I woke early and for a few minutes lay in my bunk savouring the warmth of the duvet. As Coral swung to her anchor, the low April sun shone through her windows, dancing oval patches of light around the cabin. I watched them lazily, then shook myself properly awake and climbed out of my bunk, stretching my stiff back and legs. In the galley, I pumped water into the kettle, lit the gas ring and set water to boil for tea, before clambering up the companionway into the cockpit to look around. Derrynane Harbour is a pretty bay on the north side of the Kenmare River, just off the famous Ring of Kerry on the west coast of Ireland, where the land rises steeply from the sea to the mountains. I had arrived in harbour two days previously after sailing around the Blasket Islands and Skellig Rocks, watching gannets nesting and meeting a pod of dolphins along the way. The bay is enclosed by low-lying islands, rocky reefs and sandbars, well sheltered from all directions. That morning, little waves were breaking on a beach behind me, lines of white rolling up over yellow sand. Ahead of me, coastal hills rose gradually toward the steeper mountainside, a patchwork of stone walled fields scattered with white houses and trees – more trees than one often sees on the west coast of Ireland. Above the fields, a clear line marked where the cultivated land stopped, and the scrubby brown of the mountains began.
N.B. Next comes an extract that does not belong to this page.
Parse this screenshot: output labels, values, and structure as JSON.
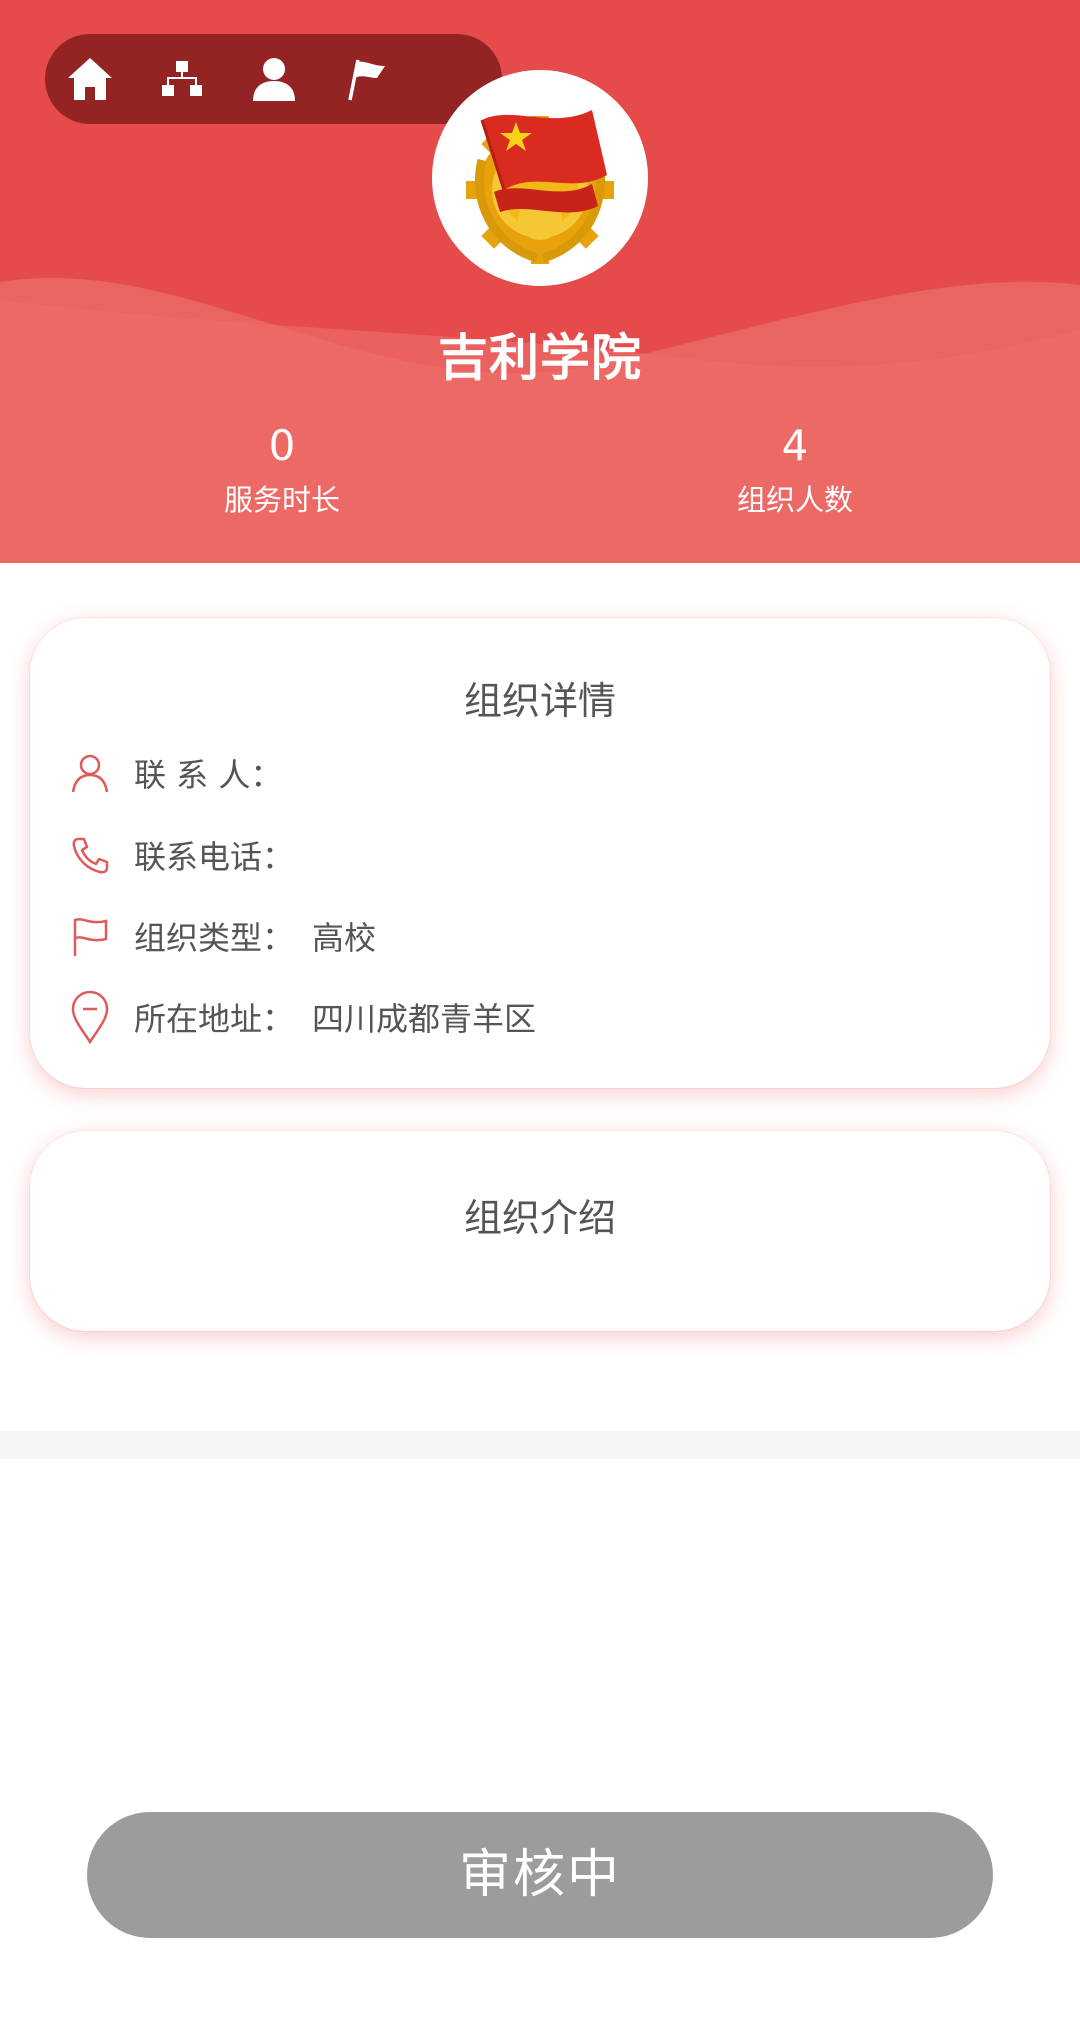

It was still cold, the air clear and sharp – too cold to be outside in pyjamas and bare feet. Soon I was shivering, but stayed out long enough to notice there was only a trace of movement in the water, scarcely breaking the reflection of moored boats and the surrounding rocks and hills. Hardly a drop of wind. I was disappointed, even a bit grumpy, that there was no sign of the northeasterlies forecast the previous evening – I really wanted a good sail that day. Maybe the wind would arrive as the day woke up properly, as my wife Elizabeth likes to say.
I made tea – black Darjeeling, for the last of my milk had gone sour two days earlier. There was no fresh bread left and without milk I couldn’t make the creamy porridge I had been enjoying each morning, but I found a packet of pitta bread in the dry food locker, toasted two pieces and spread them with butter and marmalade. It was several days since I had been near a shop. I tidied the cabin and washed my breakfast cup and the crockery and pans from last night’s supper in a bucket of sea water. Before I’d set off, my younger son Matthew recalled our first family sailing trip to Ireland, nearly 25 years ago, saying with mock outrage, “You made us wash up in cold sea water!” Partly to conserve fresh water, but mainly to honour these memories, I was using sea water to wash up on this trip.
Those were the days when sailing holidays were part of family life, a way of having shared adventures and being a father to my sons Ben and Matthew, now grown men with children of their own. Mostly these were boys’ trips, but Elizabeth joined us sometimes, especially enjoying three cruises in Ireland. Last time we were here she made a delicate pencil drawing of the Derrynane hillside I could see over Coral’s bows.
But this time I was on my own, for I had a different purpose on this trip. During my career as a university professor I ran courses for management students on the challenges of sustainabilityand led research into the adoption of low carbon technologies.Now retired from university life, I wanted to look at the ecological challenge from a different, maybe more radical, perspective. I know from my professional life that there are all kinds of good ideas about how to make the way we live, our patterns of making and consuming, more sustainable. But I believe there is a deeper question: not only about what we do, but how we experience ourselves. We humans are, after all, just another species, an ordinary (and extraordinary) member of the community of life on Earth. It’s just that we don’t think of ourselves like that very often; we tend to see ourselves as separate, set apart from the organic whole that is life on Earth. Thomas Berry, a priest and theologian who wrote and taught about the deep connections between spiritual and scientific understandings of life, suggested that we humans have broken the great conversation between ourselves and the rest of the living world. What would it take to experience ourselves as participants in a wider, more-than-human world, in conversation with the sea, the land and its creatures?
Taken from Spindrift: A wilderness pilgrimage at sea, Vala Publishing Cooperative 2014
Available from http://www.valapublishers.coop/Spindrift